Like many great ideas, it is subject to real world parameters such as cost. Would the average driver agree to pay for such as service? Could it even be built and sustained over time? The answer may lie in treating vehicles less like assets for transportation and more like devices with services. Perhaps in the future, drivers will subscribe to their vehicles, complete with services in a similar fashion to how we source media and telecommunications. While rethinking vehicles as a subscription to a system of services may seem like science fiction’s answer to automotive innovation, it’s entirely possible. The industry, as a whole, just needs to think about the automotive experience differently by thinking about it collectively, rather than individually.
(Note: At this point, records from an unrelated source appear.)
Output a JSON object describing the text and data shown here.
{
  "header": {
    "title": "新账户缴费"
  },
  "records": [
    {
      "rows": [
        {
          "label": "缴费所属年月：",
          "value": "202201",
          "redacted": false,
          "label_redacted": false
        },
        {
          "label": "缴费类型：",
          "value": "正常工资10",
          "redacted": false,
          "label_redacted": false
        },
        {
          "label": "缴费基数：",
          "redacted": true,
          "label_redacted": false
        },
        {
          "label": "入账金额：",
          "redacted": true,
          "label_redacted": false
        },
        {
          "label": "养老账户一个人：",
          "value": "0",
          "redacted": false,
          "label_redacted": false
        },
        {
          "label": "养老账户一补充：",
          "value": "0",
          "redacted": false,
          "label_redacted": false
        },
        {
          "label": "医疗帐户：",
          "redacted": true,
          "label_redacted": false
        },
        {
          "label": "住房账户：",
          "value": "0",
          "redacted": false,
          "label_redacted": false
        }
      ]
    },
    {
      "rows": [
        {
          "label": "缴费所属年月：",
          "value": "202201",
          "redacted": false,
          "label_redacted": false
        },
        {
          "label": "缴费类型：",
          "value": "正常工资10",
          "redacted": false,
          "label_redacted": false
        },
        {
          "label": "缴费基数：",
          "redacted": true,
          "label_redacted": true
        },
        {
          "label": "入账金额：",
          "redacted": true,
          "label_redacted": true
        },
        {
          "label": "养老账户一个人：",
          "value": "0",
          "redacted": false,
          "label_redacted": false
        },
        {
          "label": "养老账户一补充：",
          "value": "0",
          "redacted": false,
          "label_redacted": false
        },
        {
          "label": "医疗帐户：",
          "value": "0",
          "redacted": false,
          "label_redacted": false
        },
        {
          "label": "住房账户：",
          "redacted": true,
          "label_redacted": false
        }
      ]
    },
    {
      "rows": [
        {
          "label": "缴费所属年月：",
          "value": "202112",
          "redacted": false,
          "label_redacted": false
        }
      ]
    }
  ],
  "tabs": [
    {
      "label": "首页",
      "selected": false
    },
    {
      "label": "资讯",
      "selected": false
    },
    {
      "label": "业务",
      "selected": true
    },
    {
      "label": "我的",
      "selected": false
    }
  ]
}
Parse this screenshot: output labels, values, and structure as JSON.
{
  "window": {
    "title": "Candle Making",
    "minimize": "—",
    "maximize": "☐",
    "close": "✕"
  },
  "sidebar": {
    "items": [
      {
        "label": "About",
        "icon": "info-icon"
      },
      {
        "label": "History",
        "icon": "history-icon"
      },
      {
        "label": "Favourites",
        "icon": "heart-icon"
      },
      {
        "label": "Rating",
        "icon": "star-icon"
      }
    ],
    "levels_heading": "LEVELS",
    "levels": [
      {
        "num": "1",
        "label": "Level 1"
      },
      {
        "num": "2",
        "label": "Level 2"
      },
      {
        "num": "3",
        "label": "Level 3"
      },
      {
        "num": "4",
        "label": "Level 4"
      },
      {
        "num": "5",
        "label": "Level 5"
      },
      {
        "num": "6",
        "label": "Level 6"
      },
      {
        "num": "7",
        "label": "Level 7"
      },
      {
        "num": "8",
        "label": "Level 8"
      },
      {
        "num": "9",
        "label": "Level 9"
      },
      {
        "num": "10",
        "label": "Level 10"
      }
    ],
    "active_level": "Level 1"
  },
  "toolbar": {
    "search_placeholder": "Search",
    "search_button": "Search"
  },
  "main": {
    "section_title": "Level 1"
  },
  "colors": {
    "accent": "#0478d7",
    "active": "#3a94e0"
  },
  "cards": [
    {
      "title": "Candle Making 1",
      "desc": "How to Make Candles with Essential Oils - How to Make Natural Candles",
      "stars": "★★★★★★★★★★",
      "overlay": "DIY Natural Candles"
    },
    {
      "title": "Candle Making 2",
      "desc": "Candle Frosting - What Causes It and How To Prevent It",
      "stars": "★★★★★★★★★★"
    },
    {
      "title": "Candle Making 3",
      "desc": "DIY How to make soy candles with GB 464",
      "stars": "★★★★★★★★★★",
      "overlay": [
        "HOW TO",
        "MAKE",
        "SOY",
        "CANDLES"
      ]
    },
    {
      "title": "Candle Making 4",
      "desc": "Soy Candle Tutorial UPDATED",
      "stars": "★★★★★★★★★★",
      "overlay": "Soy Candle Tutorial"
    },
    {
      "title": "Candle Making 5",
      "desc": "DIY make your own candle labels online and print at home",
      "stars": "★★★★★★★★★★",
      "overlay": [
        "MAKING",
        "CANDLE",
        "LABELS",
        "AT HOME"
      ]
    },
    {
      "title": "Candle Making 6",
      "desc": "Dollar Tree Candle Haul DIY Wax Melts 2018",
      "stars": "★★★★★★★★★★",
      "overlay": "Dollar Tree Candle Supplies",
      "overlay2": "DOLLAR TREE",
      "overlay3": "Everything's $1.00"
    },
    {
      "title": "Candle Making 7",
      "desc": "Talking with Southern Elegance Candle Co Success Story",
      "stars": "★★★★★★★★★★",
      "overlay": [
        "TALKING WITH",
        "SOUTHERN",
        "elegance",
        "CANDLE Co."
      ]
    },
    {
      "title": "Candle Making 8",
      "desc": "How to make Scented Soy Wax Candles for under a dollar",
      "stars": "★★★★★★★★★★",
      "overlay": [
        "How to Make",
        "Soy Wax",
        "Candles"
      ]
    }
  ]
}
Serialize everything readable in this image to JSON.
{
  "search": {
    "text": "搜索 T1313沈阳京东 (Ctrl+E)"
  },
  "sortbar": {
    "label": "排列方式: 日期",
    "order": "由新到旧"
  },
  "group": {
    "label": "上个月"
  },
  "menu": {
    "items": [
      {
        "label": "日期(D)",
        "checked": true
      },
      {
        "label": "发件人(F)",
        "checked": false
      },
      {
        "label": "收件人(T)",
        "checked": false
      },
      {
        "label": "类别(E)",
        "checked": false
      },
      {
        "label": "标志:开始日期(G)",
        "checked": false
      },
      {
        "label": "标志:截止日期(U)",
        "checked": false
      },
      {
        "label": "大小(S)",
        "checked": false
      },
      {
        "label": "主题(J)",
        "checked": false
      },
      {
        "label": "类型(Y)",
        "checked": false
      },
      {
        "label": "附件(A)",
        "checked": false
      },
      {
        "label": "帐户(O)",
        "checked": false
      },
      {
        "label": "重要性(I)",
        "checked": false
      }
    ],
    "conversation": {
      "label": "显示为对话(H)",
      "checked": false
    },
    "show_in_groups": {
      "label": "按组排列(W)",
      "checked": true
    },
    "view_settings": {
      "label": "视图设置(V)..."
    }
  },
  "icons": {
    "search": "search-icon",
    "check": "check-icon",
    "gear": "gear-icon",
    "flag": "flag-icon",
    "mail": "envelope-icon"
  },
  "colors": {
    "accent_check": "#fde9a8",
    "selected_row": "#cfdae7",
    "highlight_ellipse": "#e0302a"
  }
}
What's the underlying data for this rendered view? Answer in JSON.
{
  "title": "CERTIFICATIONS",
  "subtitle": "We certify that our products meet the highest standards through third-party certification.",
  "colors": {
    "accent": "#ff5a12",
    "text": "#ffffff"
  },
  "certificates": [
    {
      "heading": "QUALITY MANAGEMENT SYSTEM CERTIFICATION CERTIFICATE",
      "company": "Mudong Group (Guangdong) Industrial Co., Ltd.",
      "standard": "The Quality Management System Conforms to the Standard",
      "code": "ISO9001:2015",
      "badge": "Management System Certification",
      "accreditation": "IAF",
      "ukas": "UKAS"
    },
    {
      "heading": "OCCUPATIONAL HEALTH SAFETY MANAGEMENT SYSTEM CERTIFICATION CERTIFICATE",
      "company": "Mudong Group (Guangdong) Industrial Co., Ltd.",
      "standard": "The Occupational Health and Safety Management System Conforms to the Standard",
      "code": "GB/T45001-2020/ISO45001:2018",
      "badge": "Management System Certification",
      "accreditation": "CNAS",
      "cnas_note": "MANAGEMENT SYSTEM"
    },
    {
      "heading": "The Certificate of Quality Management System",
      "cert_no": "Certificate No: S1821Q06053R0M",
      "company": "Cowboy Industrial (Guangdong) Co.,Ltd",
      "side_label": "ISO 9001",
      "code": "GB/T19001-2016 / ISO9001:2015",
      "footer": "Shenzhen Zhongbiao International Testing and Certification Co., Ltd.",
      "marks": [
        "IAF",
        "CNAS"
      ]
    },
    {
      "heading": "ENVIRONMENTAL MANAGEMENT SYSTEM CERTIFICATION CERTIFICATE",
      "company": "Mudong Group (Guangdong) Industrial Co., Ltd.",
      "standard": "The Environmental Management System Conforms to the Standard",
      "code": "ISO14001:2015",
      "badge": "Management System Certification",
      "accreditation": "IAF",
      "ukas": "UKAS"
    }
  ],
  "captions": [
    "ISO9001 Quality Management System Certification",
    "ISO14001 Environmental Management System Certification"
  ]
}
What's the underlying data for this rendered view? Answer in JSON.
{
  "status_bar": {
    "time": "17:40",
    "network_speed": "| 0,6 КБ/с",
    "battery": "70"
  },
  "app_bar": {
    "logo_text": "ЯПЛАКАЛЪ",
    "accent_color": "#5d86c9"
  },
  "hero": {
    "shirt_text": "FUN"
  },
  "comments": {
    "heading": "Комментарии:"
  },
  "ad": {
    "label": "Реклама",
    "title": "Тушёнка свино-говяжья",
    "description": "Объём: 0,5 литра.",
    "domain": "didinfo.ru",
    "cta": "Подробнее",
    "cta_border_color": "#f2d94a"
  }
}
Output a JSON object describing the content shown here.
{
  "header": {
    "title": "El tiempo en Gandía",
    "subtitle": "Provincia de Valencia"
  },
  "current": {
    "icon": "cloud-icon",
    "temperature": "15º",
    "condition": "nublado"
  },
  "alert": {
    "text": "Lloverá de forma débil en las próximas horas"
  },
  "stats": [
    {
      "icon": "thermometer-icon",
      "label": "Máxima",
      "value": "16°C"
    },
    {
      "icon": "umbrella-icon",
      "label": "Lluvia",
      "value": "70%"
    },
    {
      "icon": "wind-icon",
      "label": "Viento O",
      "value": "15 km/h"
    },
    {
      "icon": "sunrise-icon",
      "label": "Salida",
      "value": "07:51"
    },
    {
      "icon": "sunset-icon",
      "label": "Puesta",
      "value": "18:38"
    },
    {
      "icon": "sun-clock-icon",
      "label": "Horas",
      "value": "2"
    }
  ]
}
If you are an automotive fan, and interested in autonomous driving, then several movies and TV shows probably come to mind. In the late 60s and 70s, Herbie, a Volkswagen Beetle, entertained us with his ability to understand the driver and people around him. In the 80’s, a talking Pontiac Firebird Trans Am called KITT captured our imagination by being interactive, self-driving and protective. In each case, the vehicle represented not only takes commands from a person, it can understand them at some level. These vehicles are anthropomorphic. This is a new frontier for automotive innovation. The ability for a vehicle to understand something pertinent about the driver is incredibly valuable.
In the gaming industry, the use of sensors to understand players is growing in popularity. These sensors can not only translate our movements into commands for controlling games, but can report emotional responses such as an increase in heart rate, body temperature and even agitation or excitement. When applied in an automotive context and combined with the system approach, sensors can provide valuable insights. For instance, if a driver is excessively distracted, or perhaps fatigued, the vehicle can respond accordingly to ensure safety is maintained. If the driver is demonstrating fear or concern caused by narrow mountain roads the vehicle can provide reassuring additional visual aids to assist driving.
While safety is the first and most important aspect of driving, there is also room for making it enjoyable and entertaining. Rather than sensors being used to uncover unsafe or risky conditions, they can be used to enhance the experience. They could aid in averting boredom with entertainment, identify the need for a more scenic route to entice the senses, or trigger the display of interesting statistics about vehicle dynamics to appeal to the enthusiast.
The possibilities are exciting and importantly, are not out of reach or even too futuristic, because we can find examples of how existing technologies are being applied or developed in other industries. The newest generation was born into a largely digital world. Their first photograph was digital and shared via social media to a community. Their first experience in a car however was established a decade before they were born. It should therefore be no surprise that the newest generation will demand a digitally connected vehicle because anything else simply won’t match their lifestyle or expectation. If innovation truly is the match between a problem and a solution, then innovation is within reach and it exists within a system.